- [What to produce]
Print each entry below precisely as shown.

- [Dataset items]
----
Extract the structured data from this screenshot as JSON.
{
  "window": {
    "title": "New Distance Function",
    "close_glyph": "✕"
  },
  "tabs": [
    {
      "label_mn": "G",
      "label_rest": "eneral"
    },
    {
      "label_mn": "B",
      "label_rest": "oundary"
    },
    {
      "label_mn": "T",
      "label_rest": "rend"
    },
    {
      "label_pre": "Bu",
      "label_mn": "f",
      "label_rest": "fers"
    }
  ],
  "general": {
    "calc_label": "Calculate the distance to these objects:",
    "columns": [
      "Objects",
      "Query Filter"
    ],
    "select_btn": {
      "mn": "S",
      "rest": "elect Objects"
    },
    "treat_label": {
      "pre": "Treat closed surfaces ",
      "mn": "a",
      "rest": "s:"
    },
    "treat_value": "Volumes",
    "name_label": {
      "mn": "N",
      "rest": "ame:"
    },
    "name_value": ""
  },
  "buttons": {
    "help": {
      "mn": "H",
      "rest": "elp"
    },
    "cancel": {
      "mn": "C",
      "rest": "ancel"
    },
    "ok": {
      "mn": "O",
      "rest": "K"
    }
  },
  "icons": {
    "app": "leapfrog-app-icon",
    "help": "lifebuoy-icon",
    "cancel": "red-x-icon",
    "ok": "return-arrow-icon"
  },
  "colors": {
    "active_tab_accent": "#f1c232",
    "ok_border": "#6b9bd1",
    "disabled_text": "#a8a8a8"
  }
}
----
- [Answer to this problem]
Extract the structured data from this screenshot as JSON.
{
  "window": {
    "title": "New Distance Function",
    "close_glyph": "✕"
  },
  "tabs": [
    {
      "label_mn": "G",
      "label_rest": "eneral"
    },
    {
      "label_mn": "B",
      "label_rest": "oundary"
    },
    {
      "label_mn": "T",
      "label_rest": "rend"
    },
    {
      "label_pre": "Bu",
      "label_mn": "f",
      "label_rest": "fers"
    }
  ],
  "general": {
    "calc_label": "Calculate the distance to these objects:",
    "columns": [
      "Objects",
      "Query Filter"
    ],
    "select_btn": {
      "mn": "S",
      "rest": "elect Objects"
    },
    "treat_label": {
      "pre": "Treat closed surfaces ",
      "mn": "a",
      "rest": "s:"
    },
    "treat_value": "Volumes",
    "name_label": {
      "mn": "N",
      "rest": "ame:"
    },
    "name_value": ""
  },
  "buttons": {
    "help": {
      "mn": "H",
      "rest": "elp"
    },
    "cancel": {
      "mn": "C",
      "rest": "ancel"
    },
    "ok": {
      "mn": "O",
      "rest": "K"
    }
  },
  "icons": {
    "app": "leapfrog-app-icon",
    "help": "lifebuoy-icon",
    "cancel": "red-x-icon",
    "ok": "return-arrow-icon"
  },
  "colors": {
    "active_tab_accent": "#f1c232",
    "ok_border": "#6b9bd1",
    "disabled_text": "#a8a8a8"
  }
}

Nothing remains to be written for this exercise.